To support the development of a comprehensive strategic plan to create the Academy Motion Picture Oral History Digital Archive, the first industry-wide collection of motion picture-related oral and visual histories. With interviews recorded in 1947 through the present, the Archive will bring together the oral and visual history collections of a founding consortium of the Academy, Art Directors Guild, Film Music Foundation, International Cinematographers Guild, Motion Picture Editors Guild, Screen Actors Guild Foundation, Screen Actors Guild-American Federation of Television and Radio Artists (SAG-AFTRA), and Writers Guild Foundation.
Text of 15-minutes talk given at the CILIP Local Studies Group Conference 2018: Oral history and sound heritage. It briefly presents my Library Science master’s dissertation, ‘”The public libraries of London” collection: oral history in the digital age’, which can also be found in CORE.

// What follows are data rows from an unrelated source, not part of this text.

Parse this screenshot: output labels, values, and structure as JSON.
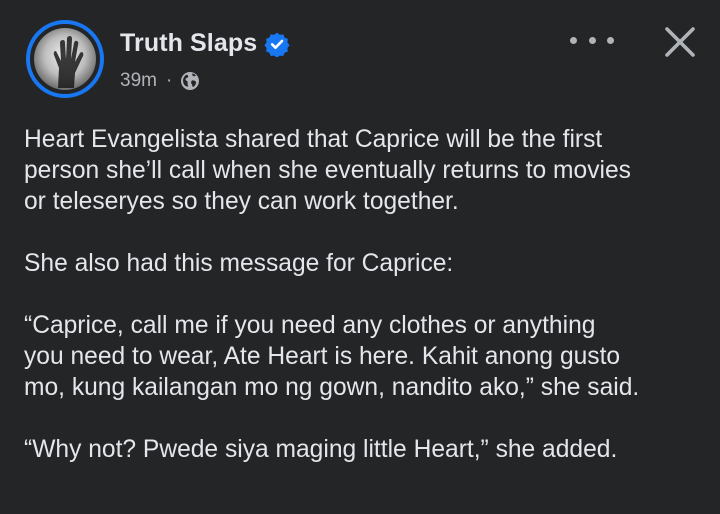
{
  "post": {
    "author": "Truth Slaps",
    "verified": true,
    "timestamp": "39m",
    "separator": "·",
    "audience_icon": "globe-icon",
    "paragraphs": [
      "Heart Evangelista shared that Caprice will be the first\nperson she’ll call when she eventually returns to movies\nor teleseryes so they can work together.",
      "She also had this message for Caprice:",
      "“Caprice, call me if you need any clothes or anything\nyou need to wear, Ate Heart is here. Kahit anong gusto\nmo, kung kailangan mo ng gown, nandito ako,” she said.",
      "“Why not? Pwede siya maging little Heart,” she added."
    ]
  },
  "icons": {
    "verified": "verified-badge-icon",
    "more": "more-options-icon",
    "close": "close-icon"
  },
  "colors": {
    "background": "#242526",
    "primary_text": "#e4e6eb",
    "secondary_text": "#b0b3b8",
    "accent": "#1877f2"
  }
}
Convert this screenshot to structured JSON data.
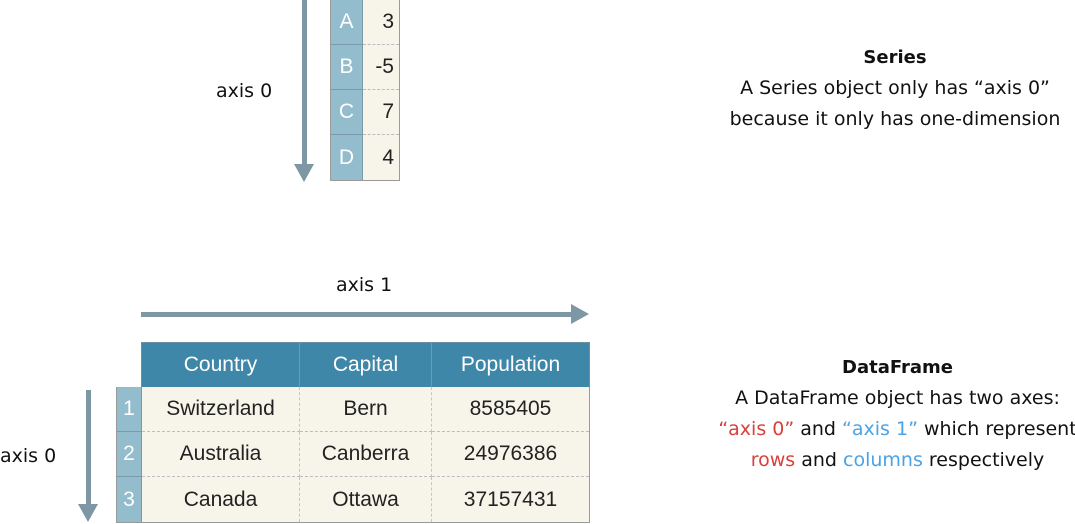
{
  "series_diagram": {
    "axis_label": "axis 0",
    "index": [
      "A",
      "B",
      "C",
      "D"
    ],
    "values": [
      "3",
      "-5",
      "7",
      "4"
    ]
  },
  "series_description": {
    "title": "Series",
    "line1": "A Series object only has “axis 0”",
    "line2": "because it only has one-dimension"
  },
  "dataframe_diagram": {
    "axis1_label": "axis 1",
    "axis0_label": "axis 0",
    "columns": [
      "Country",
      "Capital",
      "Population"
    ],
    "index": [
      "1",
      "2",
      "3"
    ],
    "rows": [
      [
        "Switzerland",
        "Bern",
        "8585405"
      ],
      [
        "Australia",
        "Canberra",
        "24976386"
      ],
      [
        "Canada",
        "Ottawa",
        "37157431"
      ]
    ]
  },
  "dataframe_description": {
    "title": "DataFrame",
    "line1": "A DataFrame object has two axes:",
    "line2_part1": "“axis 0”",
    "line2_part2": " and ",
    "line2_part3": "“axis 1”",
    "line2_part4": " which represent",
    "line3_part1": "rows",
    "line3_part2": " and ",
    "line3_part3": "columns",
    "line3_part4": " respectively",
    "colors": {
      "axis0_rows": "#d9403a",
      "axis1_columns": "#4aa3e6"
    }
  },
  "colors": {
    "header": "#3f87a8",
    "index": "#93bccc",
    "cell": "#f7f5ea",
    "arrow": "#7d97a5"
  }
}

This thesis re-situates sampling and the mashup in a broader tradition of musical borrowing and oral practice. Musical creators in the West borrowed throughout history; the variety and quantity of this borrowing remains dependent on the proprietary status of music. Copyright was first applied to music to protect printed scores, and is thus ill equipped to accommodate works that borrow recorded elements. Taking Ong’s concept of “secondary orality” as applied to hip hop by Tricia Rose, this thesis connects techniques of musical borrowing in the Middle Ages with those in the late-20th and 21st centuries through several close readings of representative works. By necessity, these orally circulating works are shared within a knowing community, one that understands the references and values continuing dialogue more than the contributions of individuals. Finally, this thesis makes recommendations for copyright reform, seeking to ensure that music with borrowed parts can continue to circulate in both commercial and non-commercial spheres.